● **Task description**: Every record below should be printed exactly, except for the pictures.

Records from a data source
===============

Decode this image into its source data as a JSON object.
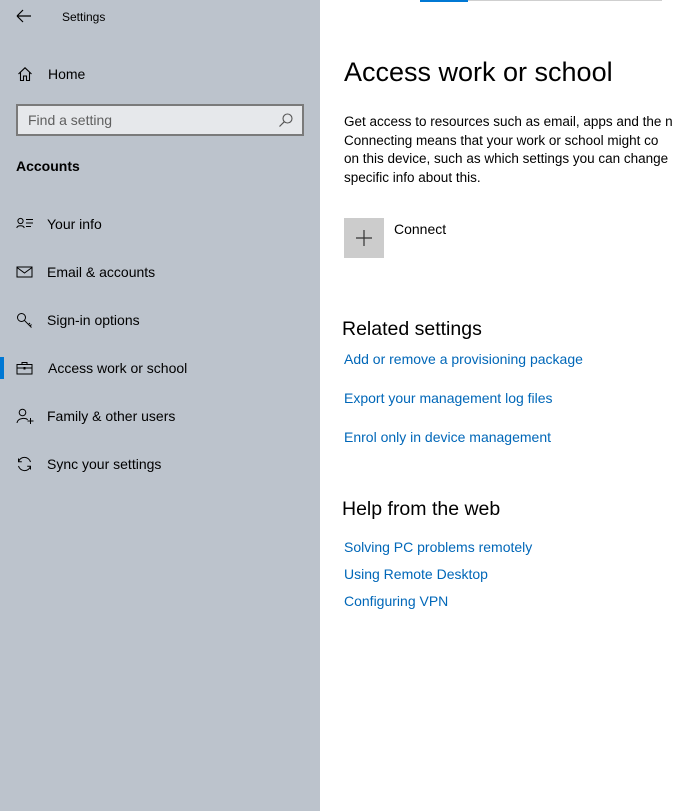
{
  "window": {
    "title": "Settings"
  },
  "sidebar": {
    "home_label": "Home",
    "search": {
      "placeholder": "Find a setting",
      "value": ""
    },
    "section_title": "Accounts",
    "items": [
      {
        "label": "Your info",
        "icon": "person-card-icon"
      },
      {
        "label": "Email & accounts",
        "icon": "mail-icon"
      },
      {
        "label": "Sign-in options",
        "icon": "key-icon"
      },
      {
        "label": "Access work or school",
        "icon": "briefcase-icon",
        "selected": true
      },
      {
        "label": "Family & other users",
        "icon": "person-add-icon"
      },
      {
        "label": "Sync your settings",
        "icon": "sync-icon"
      }
    ]
  },
  "main": {
    "title": "Access work or school",
    "description": [
      "Get access to resources such as email, apps and the n",
      "Connecting means that your work or school might co",
      "on this device, such as which settings you can change",
      "specific info about this."
    ],
    "connect_label": "Connect",
    "related": {
      "title": "Related settings",
      "links": [
        "Add or remove a provisioning package",
        "Export your management log files",
        "Enrol only in device management"
      ]
    },
    "help": {
      "title": "Help from the web",
      "links": [
        "Solving PC problems remotely",
        "Using Remote Desktop",
        "Configuring VPN"
      ]
    }
  },
  "colors": {
    "accent": "#0078d4",
    "link": "#0067b8",
    "sidebar_bg": "#bcc3cc"
  }
}
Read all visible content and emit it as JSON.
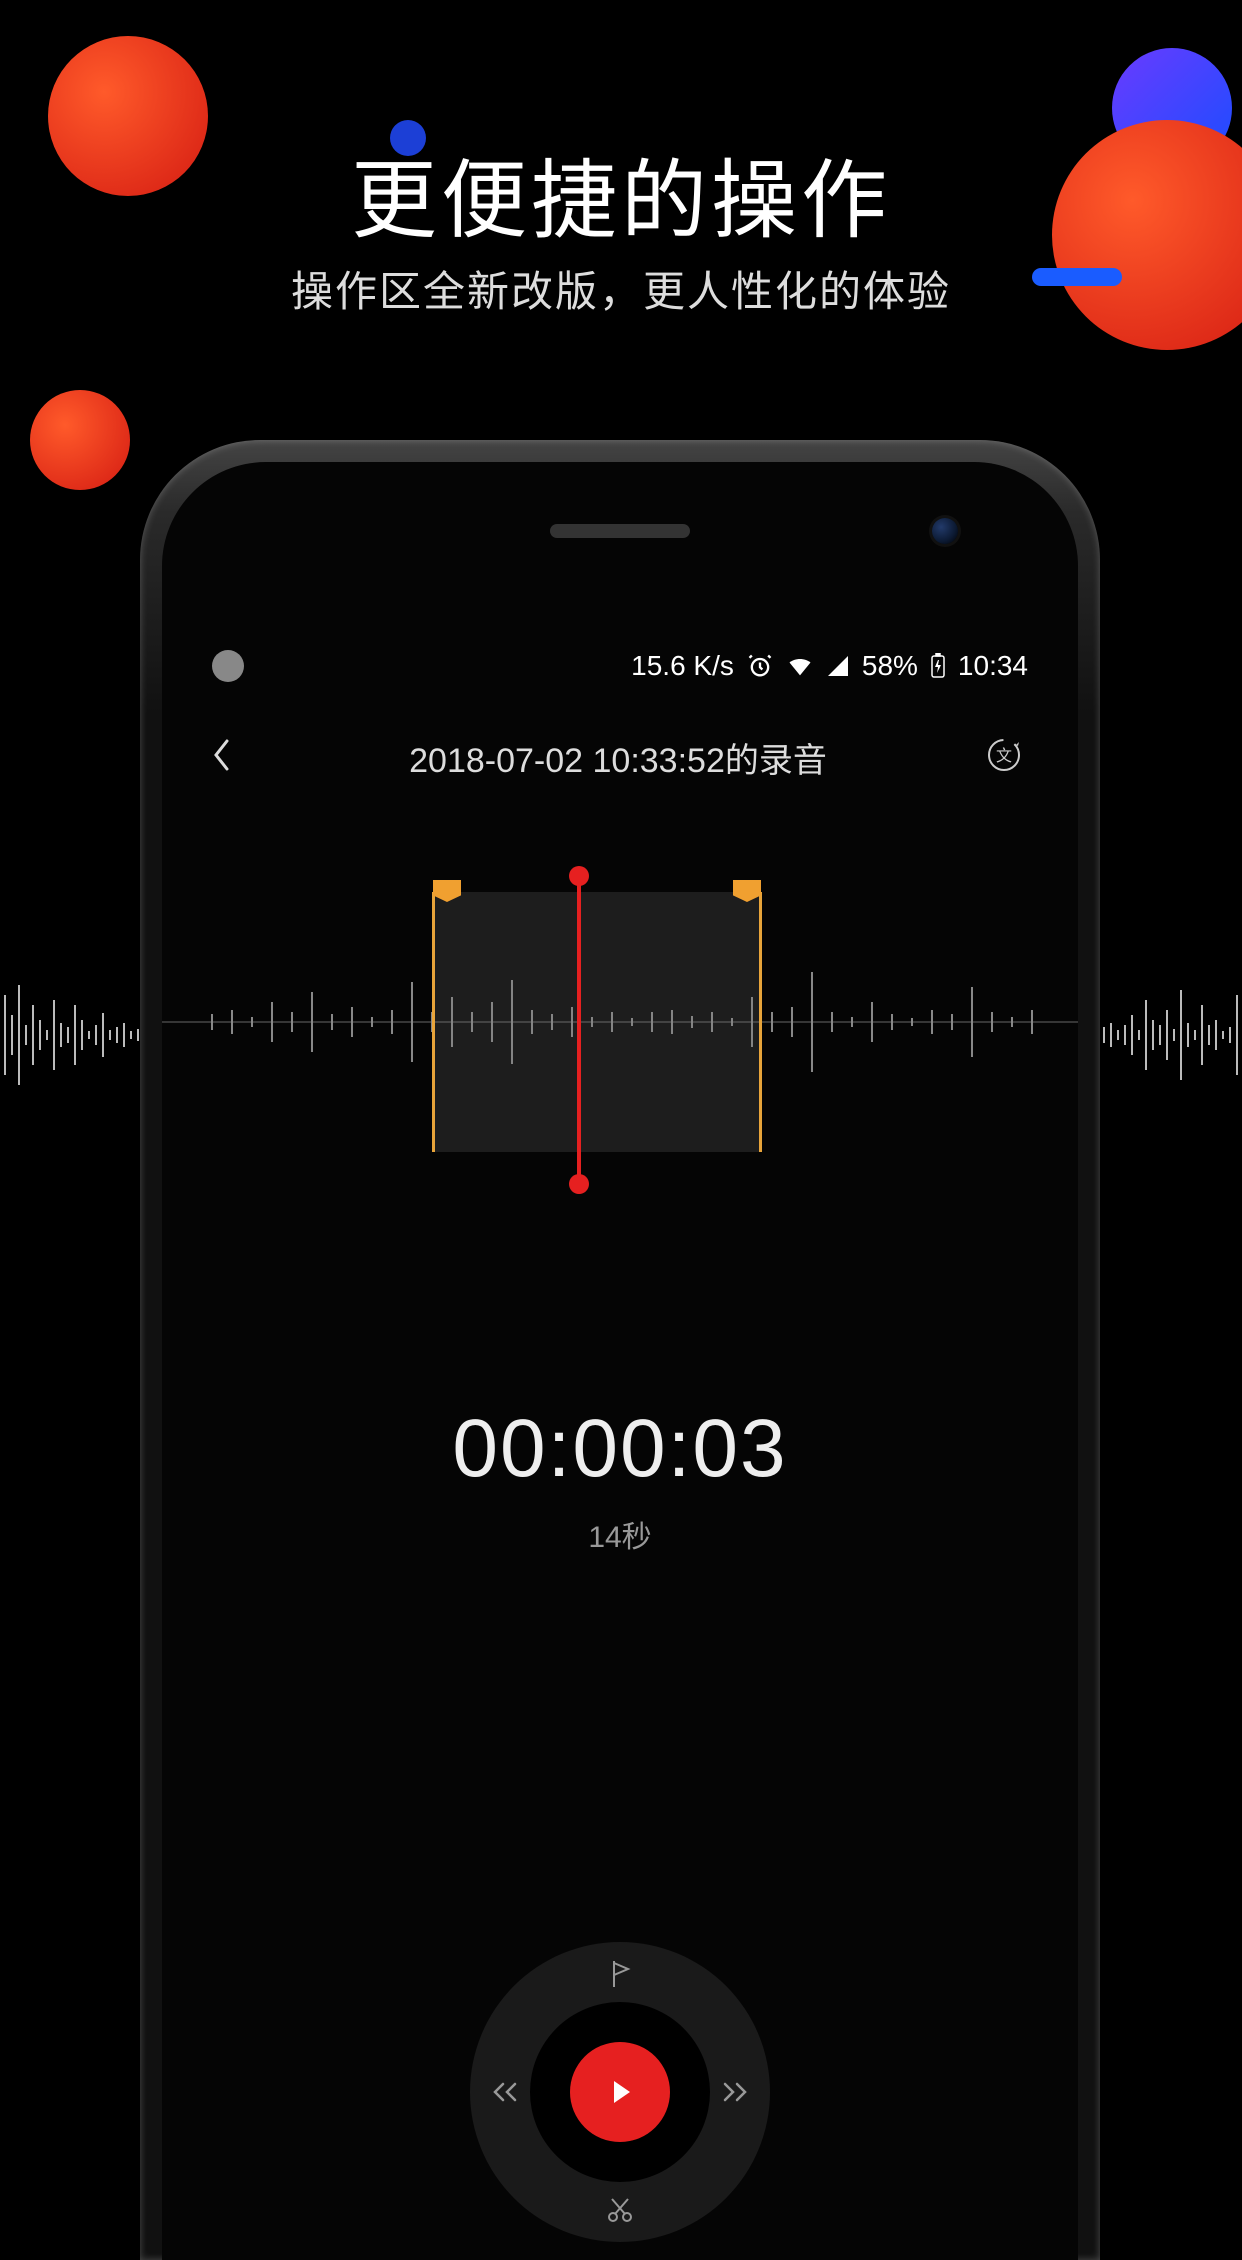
{
  "promo": {
    "title": "更便捷的操作",
    "subtitle": "操作区全新改版，更人性化的体验"
  },
  "status": {
    "net_speed": "15.6 K/s",
    "battery_pct": "58%",
    "time": "10:34"
  },
  "header": {
    "title": "2018-07-02 10:33:52的录音"
  },
  "playback": {
    "elapsed": "00:00:03",
    "total_label": "14秒"
  },
  "colors": {
    "accent_red": "#e62020",
    "marker_orange": "#f0a030",
    "blue": "#1a5cff"
  }
}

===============

● **Result below**:
Decode this image into its source data as a JSON object.
{
  "window": {
    "title": "Settings"
  },
  "sidebar": {
    "home_label": "Home",
    "search": {
      "placeholder": "Find a setting",
      "value": ""
    },
    "section_title": "Accounts",
    "items": [
      {
        "label": "Your info",
        "icon": "person-card-icon"
      },
      {
        "label": "Email & accounts",
        "icon": "mail-icon"
      },
      {
        "label": "Sign-in options",
        "icon": "key-icon"
      },
      {
        "label": "Access work or school",
        "icon": "briefcase-icon",
        "selected": true
      },
      {
        "label": "Family & other users",
        "icon": "person-add-icon"
      },
      {
        "label": "Sync your settings",
        "icon": "sync-icon"
      }
    ]
  },
  "main": {
    "title": "Access work or school",
    "description": [
      "Get access to resources such as email, apps and the n",
      "Connecting means that your work or school might co",
      "on this device, such as which settings you can change",
      "specific info about this."
    ],
    "connect_label": "Connect",
    "related": {
      "title": "Related settings",
      "links": [
        "Add or remove a provisioning package",
        "Export your management log files",
        "Enrol only in device management"
      ]
    },
    "help": {
      "title": "Help from the web",
      "links": [
        "Solving PC problems remotely",
        "Using Remote Desktop",
        "Configuring VPN"
      ]
    }
  },
  "colors": {
    "accent": "#0078d4",
    "link": "#0067b8",
    "sidebar_bg": "#bcc3cc"
  }
}
Read all visible content and emit it as JSON.
{
  "promo": {
    "title": "更便捷的操作",
    "subtitle": "操作区全新改版，更人性化的体验"
  },
  "status": {
    "net_speed": "15.6 K/s",
    "battery_pct": "58%",
    "time": "10:34"
  },
  "header": {
    "title": "2018-07-02 10:33:52的录音"
  },
  "playback": {
    "elapsed": "00:00:03",
    "total_label": "14秒"
  },
  "colors": {
    "accent_red": "#e62020",
    "marker_orange": "#f0a030",
    "blue": "#1a5cff"
  }
}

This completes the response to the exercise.